  • 20 second audio clip shows sound of wind on Mars
  • Clip also supports evidence of wind speed and direction on Mars

DUBAI: An audio clip of the first sounds captured on Mars by its latest inhabitant, the InSight probe, was released last week, British broadcaster BBC reported.

The clip, 20 seconds long, has captured the sound of the wind on the desert planet.

InSight carries a British-made seismometer package, which was able to detect the vibrations from Martian air rushing over the solar panels.

Professor Tom Pike, leading the seismometer experiment from Imperial College London, likened the placement of the solar panels to the robot “cupping its ears”. “[They are] the perfect acoustic receivers.” he said.

The wind on Mars moves from the northeast to the southeast at about five to seven meters per second, according to the latest estimates.

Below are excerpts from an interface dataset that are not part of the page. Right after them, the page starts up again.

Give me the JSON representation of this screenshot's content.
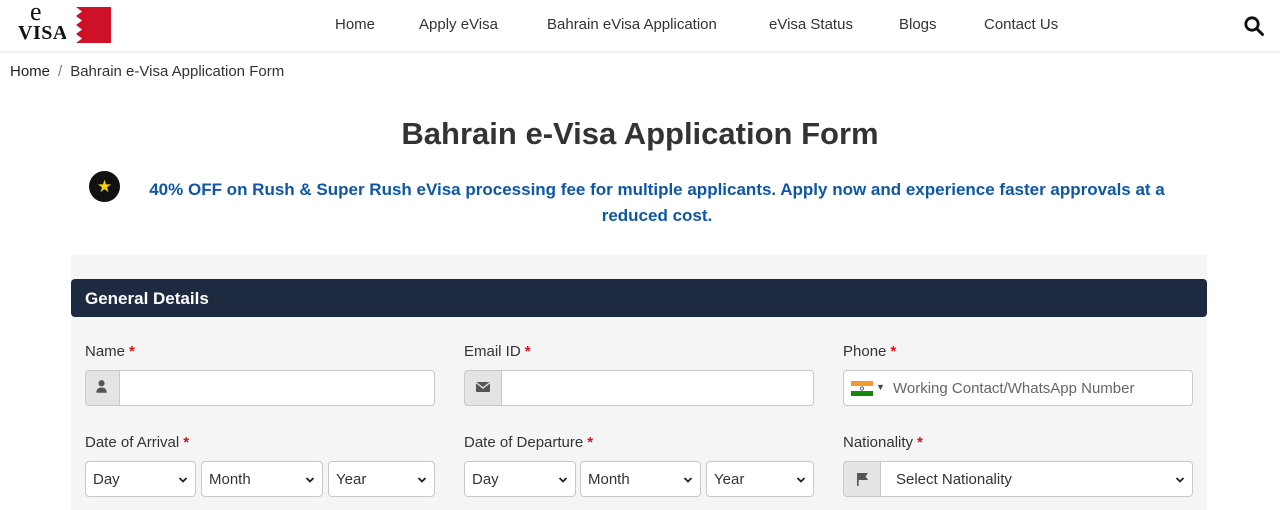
{
  "header": {
    "logo": {
      "letter": "e",
      "word": "VISA",
      "flag_colors": [
        "#ffffff",
        "#ce1126"
      ]
    },
    "nav": [
      {
        "label": "Home"
      },
      {
        "label": "Apply eVisa"
      },
      {
        "label": "Bahrain eVisa Application"
      },
      {
        "label": "eVisa Status"
      },
      {
        "label": "Blogs"
      },
      {
        "label": "Contact Us"
      }
    ],
    "search_icon": "search-icon"
  },
  "breadcrumb": {
    "home": "Home",
    "separator": "/",
    "current": "Bahrain e-Visa Application Form"
  },
  "page": {
    "title": "Bahrain e-Visa Application Form",
    "promo_icon": "star-icon",
    "promo": "40% OFF on Rush & Super Rush eVisa processing fee for multiple applicants. Apply now and experience faster approvals at a reduced cost."
  },
  "form": {
    "section_title": "General Details",
    "required_mark": "*",
    "name": {
      "label": "Name",
      "icon": "user-icon",
      "value": ""
    },
    "email": {
      "label": "Email ID",
      "icon": "envelope-icon",
      "value": ""
    },
    "phone": {
      "label": "Phone",
      "icon": "india-flag-icon",
      "placeholder": "Working Contact/WhatsApp Number"
    },
    "arrival": {
      "label": "Date of Arrival",
      "day": "Day",
      "month": "Month",
      "year": "Year"
    },
    "departure": {
      "label": "Date of Departure",
      "day": "Day",
      "month": "Month",
      "year": "Year"
    },
    "nationality": {
      "label": "Nationality",
      "icon": "flag-icon",
      "value": "Select Nationality"
    }
  },
  "colors": {
    "section_header": "#1e2a3f",
    "promo_text": "#0d57a8",
    "required": "#dd1111",
    "panel_bg": "#f5f5f5"
  }
}
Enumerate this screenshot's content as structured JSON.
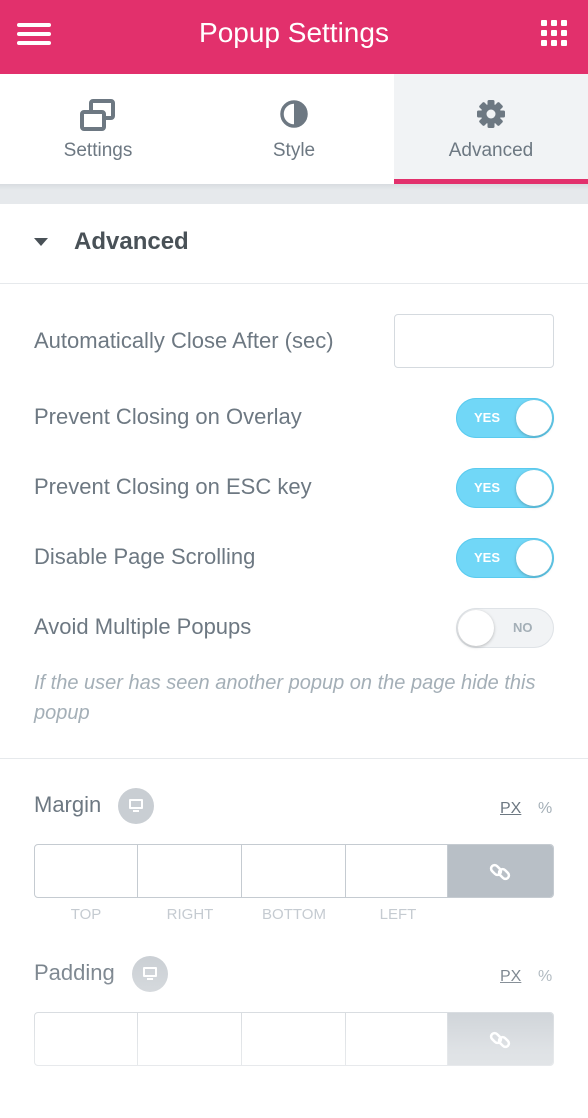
{
  "header": {
    "title": "Popup Settings",
    "menu_icon": "hamburger-icon",
    "apps_icon": "grid-apps-icon",
    "brand_color": "#e2306c"
  },
  "tabs": [
    {
      "label": "Settings",
      "icon": "windows-icon",
      "active": false
    },
    {
      "label": "Style",
      "icon": "contrast-icon",
      "active": false
    },
    {
      "label": "Advanced",
      "icon": "gear-icon",
      "active": true
    }
  ],
  "section": {
    "title": "Advanced",
    "expanded": true
  },
  "controls": {
    "auto_close": {
      "label": "Automatically Close After (sec)",
      "value": ""
    },
    "prevent_overlay": {
      "label": "Prevent Closing on Overlay",
      "state": "YES"
    },
    "prevent_esc": {
      "label": "Prevent Closing on ESC key",
      "state": "YES"
    },
    "disable_scroll": {
      "label": "Disable Page Scrolling",
      "state": "YES"
    },
    "avoid_multiple": {
      "label": "Avoid Multiple Popups",
      "state": "NO"
    },
    "avoid_multiple_hint": "If the user has seen another popup on the page hide this popup"
  },
  "margin": {
    "label": "Margin",
    "unit_px": "PX",
    "unit_pct": "%",
    "top_label": "TOP",
    "right_label": "RIGHT",
    "bottom_label": "BOTTOM",
    "left_label": "LEFT",
    "values": {
      "top": "",
      "right": "",
      "bottom": "",
      "left": ""
    }
  },
  "padding": {
    "label": "Padding",
    "unit_px": "PX",
    "unit_pct": "%",
    "values": {
      "top": "",
      "right": "",
      "bottom": "",
      "left": ""
    }
  },
  "colors": {
    "switch_on": "#71d7f7",
    "text": "#6d7882",
    "muted": "#a4afb7"
  }
}
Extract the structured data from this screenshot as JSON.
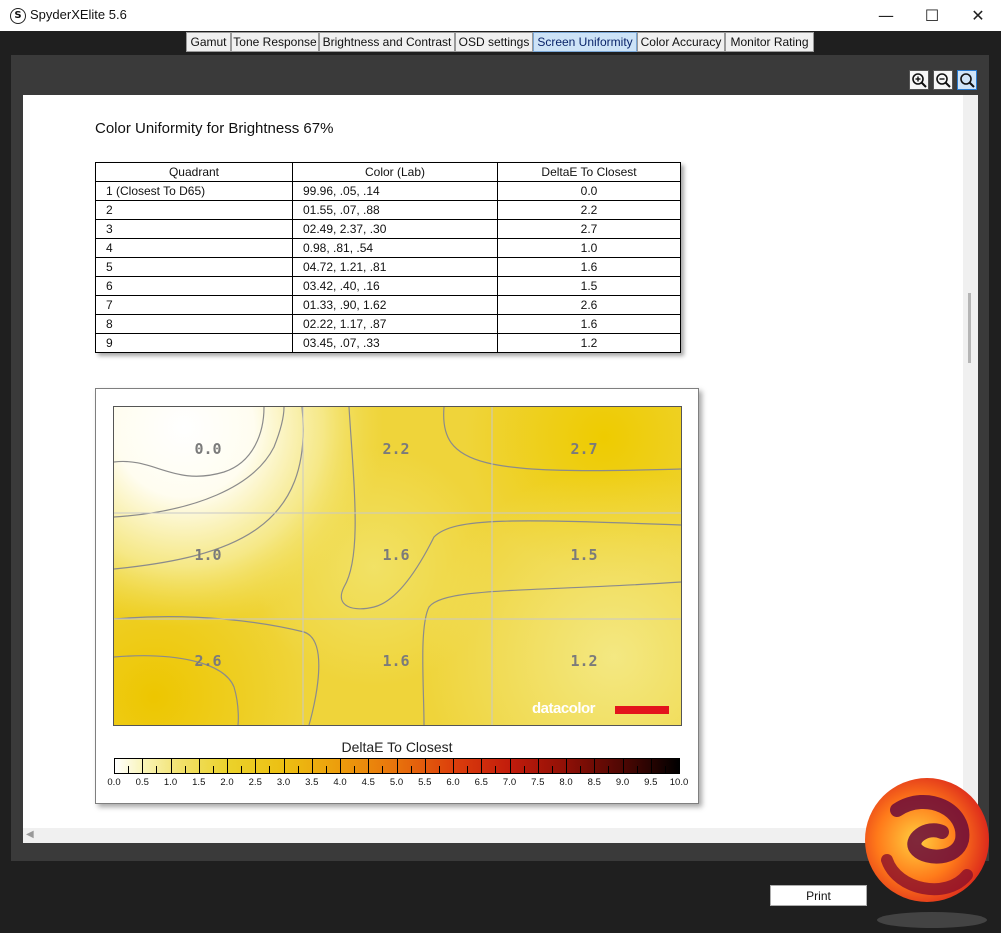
{
  "window": {
    "title": "SpyderXElite 5.6",
    "app_icon": "S",
    "minimize": "—",
    "maximize": "☐",
    "close": "✕"
  },
  "tabs": [
    {
      "label": "Gamut",
      "active": false
    },
    {
      "label": "Tone Response",
      "active": false
    },
    {
      "label": "Brightness and Contrast",
      "active": false
    },
    {
      "label": "OSD settings",
      "active": false
    },
    {
      "label": "Screen Uniformity",
      "active": true
    },
    {
      "label": "Color Accuracy",
      "active": false
    },
    {
      "label": "Monitor Rating",
      "active": false
    }
  ],
  "zoom_tools": [
    "zoom-in-icon",
    "zoom-out-icon",
    "zoom-fit-icon"
  ],
  "report": {
    "title": "Color Uniformity for Brightness 67%",
    "table": {
      "headers": [
        "Quadrant",
        "Color (Lab)",
        "DeltaE To Closest"
      ],
      "rows": [
        [
          "1 (Closest To D65)",
          "99.96,     .05,    .14",
          "0.0"
        ],
        [
          "2",
          "01.55,    .07,    .88",
          "2.2"
        ],
        [
          "3",
          "02.49,   2.37,    .30",
          "2.7"
        ],
        [
          "4",
          " 0.98,    .81,    .54",
          "1.0"
        ],
        [
          "5",
          "04.72,   1.21,    .81",
          "1.6"
        ],
        [
          "6",
          "03.42,    .40,    .16",
          "1.5"
        ],
        [
          "7",
          "01.33,    .90,   1.62",
          "2.6"
        ],
        [
          "8",
          "02.22,   1.17,    .87",
          "1.6"
        ],
        [
          "9",
          "03.45,    .07,    .33",
          "1.2"
        ]
      ]
    },
    "heatmap": {
      "grid_labels": [
        "0.0",
        "2.2",
        "2.7",
        "1.0",
        "1.6",
        "1.5",
        "2.6",
        "1.6",
        "1.2"
      ],
      "brand": "datacolor",
      "brand_color": "#e3141c"
    },
    "legend": {
      "title": "DeltaE To Closest",
      "ticks": [
        "0.0",
        "0.5",
        "1.0",
        "1.5",
        "2.0",
        "2.5",
        "3.0",
        "3.5",
        "4.0",
        "4.5",
        "5.0",
        "5.5",
        "6.0",
        "6.5",
        "7.0",
        "7.5",
        "8.0",
        "8.5",
        "9.0",
        "9.5",
        "10.0"
      ]
    }
  },
  "buttons": {
    "print": "Print"
  },
  "colors": {
    "tab_active": "#cde3f7",
    "heat_low": "#ffffff",
    "heat_mid": "#f0d630",
    "heat_high": "#000000"
  }
}
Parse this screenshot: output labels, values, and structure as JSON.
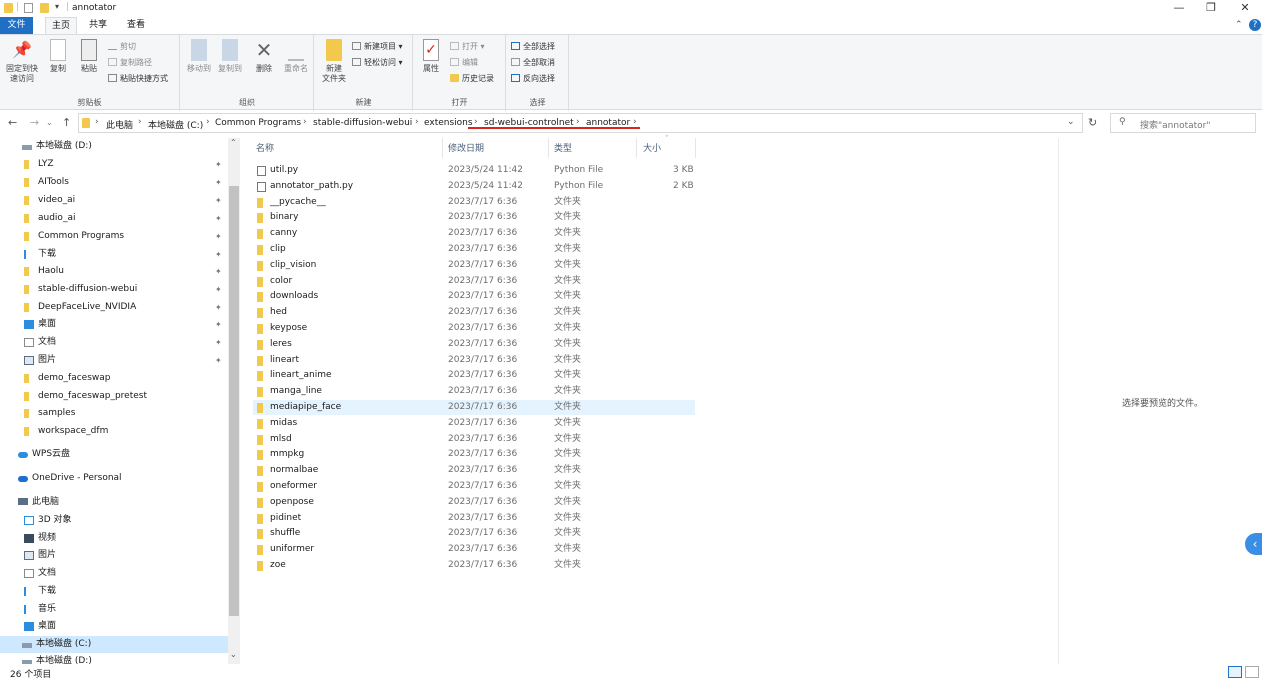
{
  "window": {
    "title": "annotator",
    "controls": {
      "minimize": "—",
      "maximize": "❐",
      "close": "✕"
    }
  },
  "ribbon_tabs": [
    {
      "label": "文件"
    },
    {
      "label": "主页"
    },
    {
      "label": "共享"
    },
    {
      "label": "查看"
    }
  ],
  "ribbon": {
    "clipboard": {
      "pin_label": "固定到快速访问",
      "copy_label": "复制",
      "paste_label": "粘贴",
      "cut_label": "剪切",
      "copy_path_label": "复制路径",
      "paste_shortcut_label": "粘贴快捷方式",
      "group_label": "剪贴板"
    },
    "organize": {
      "move_to_label": "移动到",
      "copy_to_label": "复制到",
      "delete_label": "删除",
      "rename_label": "重命名",
      "group_label": "组织"
    },
    "new": {
      "new_folder_label": "新建\n文件夹",
      "new_item_label": "新建项目",
      "easy_access_label": "轻松访问",
      "group_label": "新建"
    },
    "open": {
      "properties_label": "属性",
      "open_label": "打开",
      "edit_label": "编辑",
      "history_label": "历史记录",
      "group_label": "打开"
    },
    "select": {
      "select_all_label": "全部选择",
      "select_none_label": "全部取消",
      "invert_label": "反向选择",
      "group_label": "选择"
    }
  },
  "address": {
    "nav": {
      "back": "←",
      "forward": "→",
      "up": "↑"
    },
    "breadcrumbs": [
      "此电脑",
      "本地磁盘 (C:)",
      "Common Programs",
      "stable-diffusion-webui",
      "extensions",
      "sd-webui-controlnet",
      "annotator"
    ],
    "search_placeholder": "搜索\"annotator\""
  },
  "nav_pane": {
    "items": [
      {
        "label": "本地磁盘 (D:)",
        "icon": "drive-icon",
        "pinned": false
      },
      {
        "label": "LYZ",
        "icon": "folder-icon",
        "pinned": true
      },
      {
        "label": "AITools",
        "icon": "folder-icon",
        "pinned": true
      },
      {
        "label": "video_ai",
        "icon": "folder-icon",
        "pinned": true
      },
      {
        "label": "audio_ai",
        "icon": "folder-icon",
        "pinned": true
      },
      {
        "label": "Common Programs",
        "icon": "folder-icon",
        "pinned": true
      },
      {
        "label": "下载",
        "icon": "download-icon",
        "pinned": true
      },
      {
        "label": "Haolu",
        "icon": "folder-icon",
        "pinned": true
      },
      {
        "label": "stable-diffusion-webui",
        "icon": "folder-icon",
        "pinned": true
      },
      {
        "label": "DeepFaceLive_NVIDIA",
        "icon": "folder-icon",
        "pinned": true
      },
      {
        "label": "桌面",
        "icon": "desktop-icon",
        "pinned": true
      },
      {
        "label": "文档",
        "icon": "document-icon",
        "pinned": true
      },
      {
        "label": "图片",
        "icon": "picture-icon",
        "pinned": true
      },
      {
        "label": "demo_faceswap",
        "icon": "folder-icon",
        "pinned": false
      },
      {
        "label": "demo_faceswap_pretest",
        "icon": "folder-icon",
        "pinned": false
      },
      {
        "label": "samples",
        "icon": "folder-icon",
        "pinned": false
      },
      {
        "label": "workspace_dfm",
        "icon": "folder-icon",
        "pinned": false
      },
      {
        "label": "WPS云盘",
        "icon": "cloud-icon",
        "pinned": false
      },
      {
        "label": "OneDrive - Personal",
        "icon": "onedrive-icon",
        "pinned": false
      },
      {
        "label": "此电脑",
        "icon": "computer-icon",
        "pinned": false
      },
      {
        "label": "3D 对象",
        "icon": "3d-objects-icon",
        "pinned": false
      },
      {
        "label": "视频",
        "icon": "video-icon",
        "pinned": false
      },
      {
        "label": "图片",
        "icon": "picture-icon",
        "pinned": false
      },
      {
        "label": "文档",
        "icon": "document-icon",
        "pinned": false
      },
      {
        "label": "下载",
        "icon": "download-icon",
        "pinned": false
      },
      {
        "label": "音乐",
        "icon": "music-icon",
        "pinned": false
      },
      {
        "label": "桌面",
        "icon": "desktop-icon",
        "pinned": false
      },
      {
        "label": "本地磁盘 (C:)",
        "icon": "drive-icon",
        "pinned": false,
        "selected": true
      },
      {
        "label": "本地磁盘 (D:)",
        "icon": "drive-icon",
        "pinned": false
      }
    ]
  },
  "file_list": {
    "columns": {
      "name": "名称",
      "date": "修改日期",
      "type": "类型",
      "size": "大小"
    },
    "rows": [
      {
        "name": "util.py",
        "date": "2023/5/24 11:42",
        "type": "Python File",
        "size": "3 KB",
        "kind": "python"
      },
      {
        "name": "annotator_path.py",
        "date": "2023/5/24 11:42",
        "type": "Python File",
        "size": "2 KB",
        "kind": "python"
      },
      {
        "name": "__pycache__",
        "date": "2023/7/17 6:36",
        "type": "文件夹",
        "size": "",
        "kind": "folder"
      },
      {
        "name": "binary",
        "date": "2023/7/17 6:36",
        "type": "文件夹",
        "size": "",
        "kind": "folder"
      },
      {
        "name": "canny",
        "date": "2023/7/17 6:36",
        "type": "文件夹",
        "size": "",
        "kind": "folder"
      },
      {
        "name": "clip",
        "date": "2023/7/17 6:36",
        "type": "文件夹",
        "size": "",
        "kind": "folder"
      },
      {
        "name": "clip_vision",
        "date": "2023/7/17 6:36",
        "type": "文件夹",
        "size": "",
        "kind": "folder"
      },
      {
        "name": "color",
        "date": "2023/7/17 6:36",
        "type": "文件夹",
        "size": "",
        "kind": "folder"
      },
      {
        "name": "downloads",
        "date": "2023/7/17 6:36",
        "type": "文件夹",
        "size": "",
        "kind": "folder"
      },
      {
        "name": "hed",
        "date": "2023/7/17 6:36",
        "type": "文件夹",
        "size": "",
        "kind": "folder"
      },
      {
        "name": "keypose",
        "date": "2023/7/17 6:36",
        "type": "文件夹",
        "size": "",
        "kind": "folder"
      },
      {
        "name": "leres",
        "date": "2023/7/17 6:36",
        "type": "文件夹",
        "size": "",
        "kind": "folder"
      },
      {
        "name": "lineart",
        "date": "2023/7/17 6:36",
        "type": "文件夹",
        "size": "",
        "kind": "folder"
      },
      {
        "name": "lineart_anime",
        "date": "2023/7/17 6:36",
        "type": "文件夹",
        "size": "",
        "kind": "folder"
      },
      {
        "name": "manga_line",
        "date": "2023/7/17 6:36",
        "type": "文件夹",
        "size": "",
        "kind": "folder"
      },
      {
        "name": "mediapipe_face",
        "date": "2023/7/17 6:36",
        "type": "文件夹",
        "size": "",
        "kind": "folder",
        "hover": true
      },
      {
        "name": "midas",
        "date": "2023/7/17 6:36",
        "type": "文件夹",
        "size": "",
        "kind": "folder"
      },
      {
        "name": "mlsd",
        "date": "2023/7/17 6:36",
        "type": "文件夹",
        "size": "",
        "kind": "folder"
      },
      {
        "name": "mmpkg",
        "date": "2023/7/17 6:36",
        "type": "文件夹",
        "size": "",
        "kind": "folder"
      },
      {
        "name": "normalbae",
        "date": "2023/7/17 6:36",
        "type": "文件夹",
        "size": "",
        "kind": "folder"
      },
      {
        "name": "oneformer",
        "date": "2023/7/17 6:36",
        "type": "文件夹",
        "size": "",
        "kind": "folder"
      },
      {
        "name": "openpose",
        "date": "2023/7/17 6:36",
        "type": "文件夹",
        "size": "",
        "kind": "folder"
      },
      {
        "name": "pidinet",
        "date": "2023/7/17 6:36",
        "type": "文件夹",
        "size": "",
        "kind": "folder"
      },
      {
        "name": "shuffle",
        "date": "2023/7/17 6:36",
        "type": "文件夹",
        "size": "",
        "kind": "folder"
      },
      {
        "name": "uniformer",
        "date": "2023/7/17 6:36",
        "type": "文件夹",
        "size": "",
        "kind": "folder"
      },
      {
        "name": "zoe",
        "date": "2023/7/17 6:36",
        "type": "文件夹",
        "size": "",
        "kind": "folder"
      }
    ]
  },
  "preview": {
    "empty_text": "选择要预览的文件。"
  },
  "status": {
    "item_count": "26 个项目"
  },
  "colors": {
    "accent": "#1f6fc5",
    "folder": "#f2c94c",
    "selection": "#cde8ff",
    "hover": "#e5f3ff",
    "highlight": "#d7261e"
  }
}
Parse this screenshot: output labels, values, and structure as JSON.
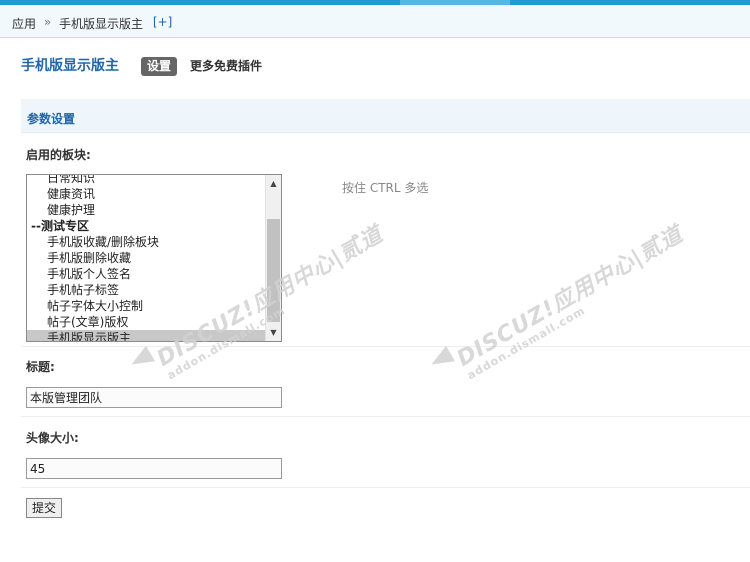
{
  "breadcrumb": {
    "root": "应用",
    "separator": "»",
    "current": "手机版显示版主",
    "add_label": "[+]"
  },
  "header": {
    "title": "手机版显示版主",
    "tab_settings": "设置",
    "tab_more_plugins": "更多免费插件"
  },
  "section": {
    "title": "参数设置"
  },
  "forums_field": {
    "label": "启用的板块:",
    "hint": "按住 CTRL 多选",
    "options": [
      {
        "label": "日常知识",
        "kind": "item",
        "selected": false
      },
      {
        "label": "健康资讯",
        "kind": "item",
        "selected": false
      },
      {
        "label": "健康护理",
        "kind": "item",
        "selected": false
      },
      {
        "label": "--测试专区",
        "kind": "group",
        "selected": false
      },
      {
        "label": "手机版收藏/删除板块",
        "kind": "item",
        "selected": false
      },
      {
        "label": "手机版删除收藏",
        "kind": "item",
        "selected": false
      },
      {
        "label": "手机版个人签名",
        "kind": "item",
        "selected": false
      },
      {
        "label": "手机帖子标签",
        "kind": "item",
        "selected": false
      },
      {
        "label": "帖子字体大小控制",
        "kind": "item",
        "selected": false
      },
      {
        "label": "帖子(文章)版权",
        "kind": "item",
        "selected": false
      },
      {
        "label": "手机版显示版主",
        "kind": "item",
        "selected": true
      }
    ]
  },
  "title_field": {
    "label": "标题:",
    "value": "本版管理团队"
  },
  "avatar_field": {
    "label": "头像大小:",
    "value": "45"
  },
  "submit_label": "提交",
  "watermark": {
    "brand": "DISCUZ!应用中心",
    "site": "addon.dismall.com",
    "logo_text": "|贰道"
  },
  "colors": {
    "accent": "#1e9bd3",
    "link": "#2366a8",
    "section_bg": "#eef6fb"
  }
}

This falls in line with evidence shown by satellite pictures that display the tracks left by dust devils travelling in the same direction.

 “This is brilliant news because it means we know the sensors have survived the rigors of landing on Mars and are meeting the requirements to achieve their science goals,” Sue Horne, head of space exploration at the UK Space Agency, told the BBC.

“It is just amazing to hear the first ever sounds from Mars,” Horne added.

InSight landed on Mars on November 26th, following a six-month journey from Earth. Its overall aim is to study the world's interior from the mission site, a flat plain just north of Mars's equator.